The result should be a word-for-word retyping of the entries below, free of pictures.

▬▬▬▬▬▬▬▬▬▬

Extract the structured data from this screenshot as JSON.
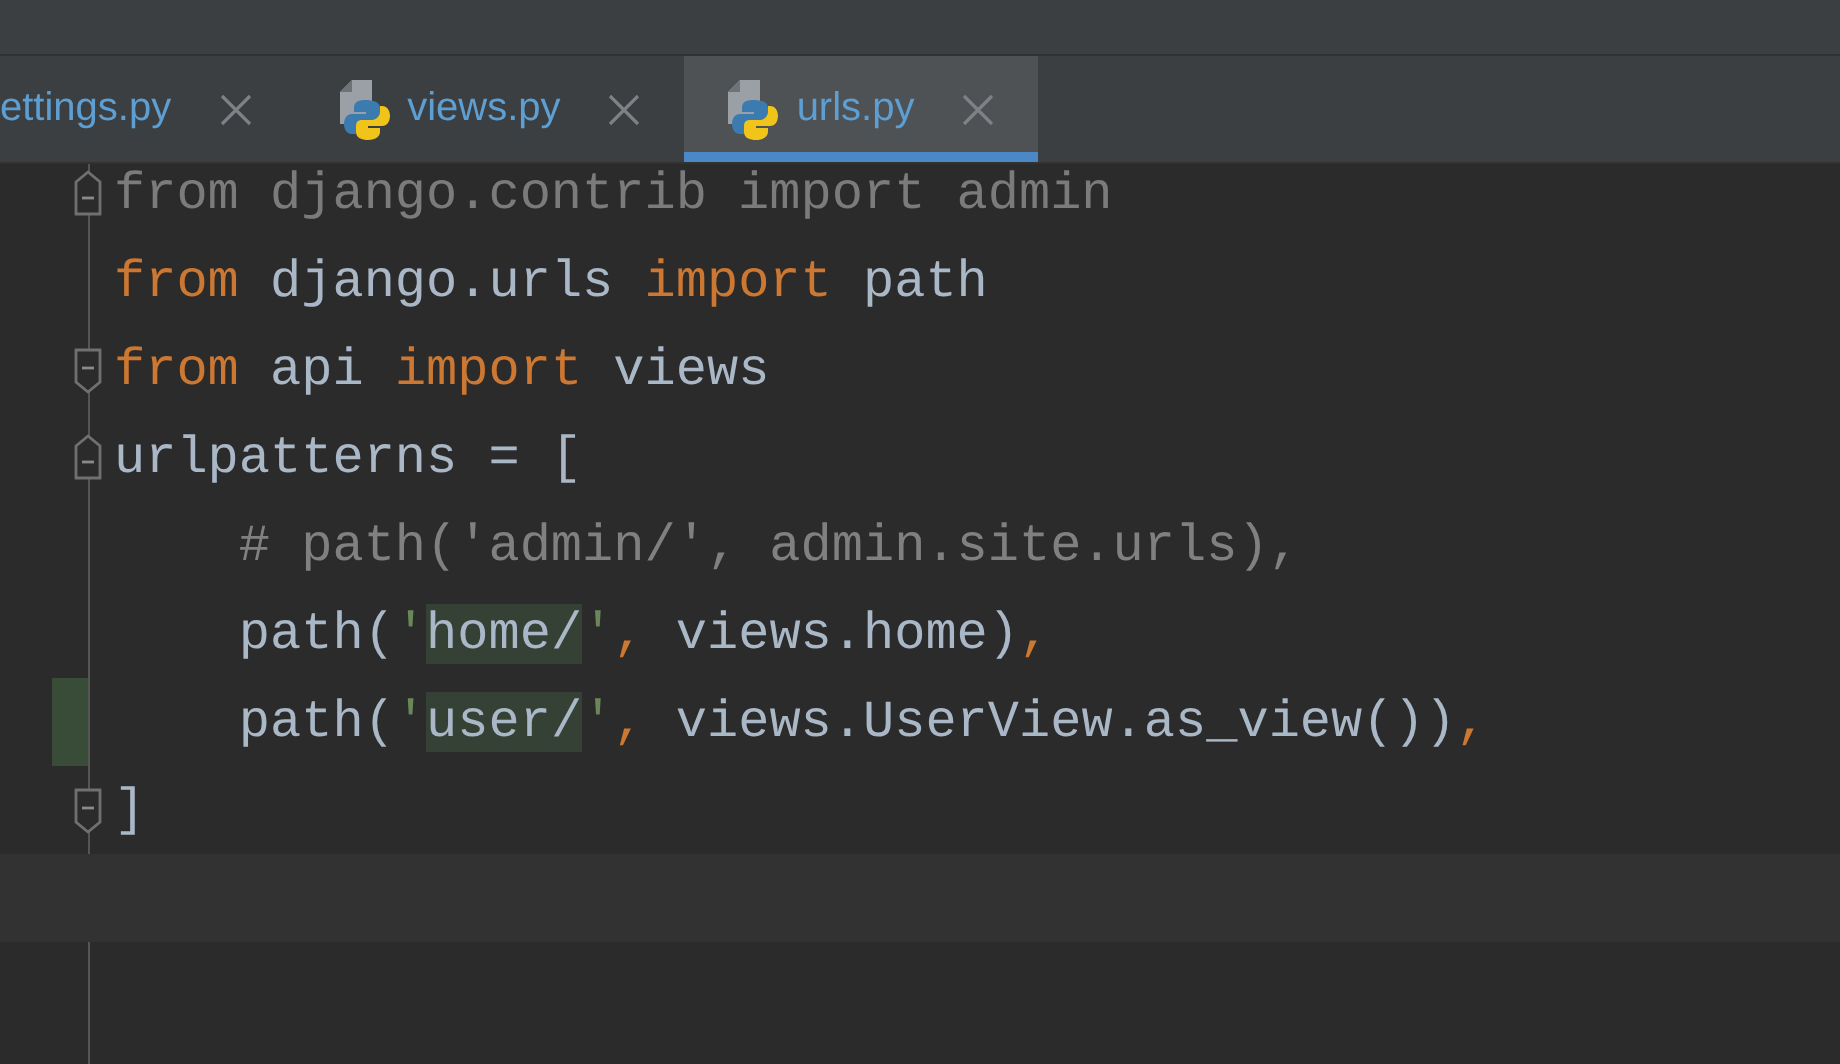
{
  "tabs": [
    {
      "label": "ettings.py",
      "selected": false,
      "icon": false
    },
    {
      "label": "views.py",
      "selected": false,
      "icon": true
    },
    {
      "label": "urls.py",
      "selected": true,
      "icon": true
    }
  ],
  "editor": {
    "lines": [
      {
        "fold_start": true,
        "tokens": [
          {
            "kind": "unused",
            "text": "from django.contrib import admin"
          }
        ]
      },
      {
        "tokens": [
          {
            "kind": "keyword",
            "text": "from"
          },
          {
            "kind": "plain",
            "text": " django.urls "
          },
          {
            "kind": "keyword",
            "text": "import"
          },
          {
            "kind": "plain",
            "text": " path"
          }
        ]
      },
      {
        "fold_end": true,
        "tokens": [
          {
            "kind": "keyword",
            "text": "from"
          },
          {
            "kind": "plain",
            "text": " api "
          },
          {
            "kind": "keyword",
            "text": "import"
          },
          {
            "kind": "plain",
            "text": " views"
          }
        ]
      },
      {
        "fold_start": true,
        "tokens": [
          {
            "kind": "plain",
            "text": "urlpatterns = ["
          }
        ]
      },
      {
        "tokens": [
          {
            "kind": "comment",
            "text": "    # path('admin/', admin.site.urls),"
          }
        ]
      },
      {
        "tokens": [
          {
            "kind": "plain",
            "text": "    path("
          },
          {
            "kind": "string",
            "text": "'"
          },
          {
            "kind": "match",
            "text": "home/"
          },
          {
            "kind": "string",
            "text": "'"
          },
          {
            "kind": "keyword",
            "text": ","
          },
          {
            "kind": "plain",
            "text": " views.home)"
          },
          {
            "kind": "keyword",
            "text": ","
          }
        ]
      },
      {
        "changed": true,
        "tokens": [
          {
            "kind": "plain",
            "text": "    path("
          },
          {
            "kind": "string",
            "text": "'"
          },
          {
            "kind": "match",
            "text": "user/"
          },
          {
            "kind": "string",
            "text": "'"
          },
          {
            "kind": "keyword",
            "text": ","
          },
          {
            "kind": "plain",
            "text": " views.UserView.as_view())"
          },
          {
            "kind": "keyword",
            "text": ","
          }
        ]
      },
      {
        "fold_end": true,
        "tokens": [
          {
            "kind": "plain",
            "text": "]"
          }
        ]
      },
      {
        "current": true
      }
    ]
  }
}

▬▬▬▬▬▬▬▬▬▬

◆ **RESULT OF THE TASK**:
Extract the structured data from this screenshot as JSON.
{
  "tabs": [
    {
      "label": "ettings.py",
      "selected": false,
      "icon": false
    },
    {
      "label": "views.py",
      "selected": false,
      "icon": true
    },
    {
      "label": "urls.py",
      "selected": true,
      "icon": true
    }
  ],
  "editor": {
    "lines": [
      {
        "fold_start": true,
        "tokens": [
          {
            "kind": "unused",
            "text": "from django.contrib import admin"
          }
        ]
      },
      {
        "tokens": [
          {
            "kind": "keyword",
            "text": "from"
          },
          {
            "kind": "plain",
            "text": " django.urls "
          },
          {
            "kind": "keyword",
            "text": "import"
          },
          {
            "kind": "plain",
            "text": " path"
          }
        ]
      },
      {
        "fold_end": true,
        "tokens": [
          {
            "kind": "keyword",
            "text": "from"
          },
          {
            "kind": "plain",
            "text": " api "
          },
          {
            "kind": "keyword",
            "text": "import"
          },
          {
            "kind": "plain",
            "text": " views"
          }
        ]
      },
      {
        "fold_start": true,
        "tokens": [
          {
            "kind": "plain",
            "text": "urlpatterns = ["
          }
        ]
      },
      {
        "tokens": [
          {
            "kind": "comment",
            "text": "    # path('admin/', admin.site.urls),"
          }
        ]
      },
      {
        "tokens": [
          {
            "kind": "plain",
            "text": "    path("
          },
          {
            "kind": "string",
            "text": "'"
          },
          {
            "kind": "match",
            "text": "home/"
          },
          {
            "kind": "string",
            "text": "'"
          },
          {
            "kind": "keyword",
            "text": ","
          },
          {
            "kind": "plain",
            "text": " views.home)"
          },
          {
            "kind": "keyword",
            "text": ","
          }
        ]
      },
      {
        "changed": true,
        "tokens": [
          {
            "kind": "plain",
            "text": "    path("
          },
          {
            "kind": "string",
            "text": "'"
          },
          {
            "kind": "match",
            "text": "user/"
          },
          {
            "kind": "string",
            "text": "'"
          },
          {
            "kind": "keyword",
            "text": ","
          },
          {
            "kind": "plain",
            "text": " views.UserView.as_view())"
          },
          {
            "kind": "keyword",
            "text": ","
          }
        ]
      },
      {
        "fold_end": true,
        "tokens": [
          {
            "kind": "plain",
            "text": "]"
          }
        ]
      },
      {
        "current": true
      }
    ]
  }
}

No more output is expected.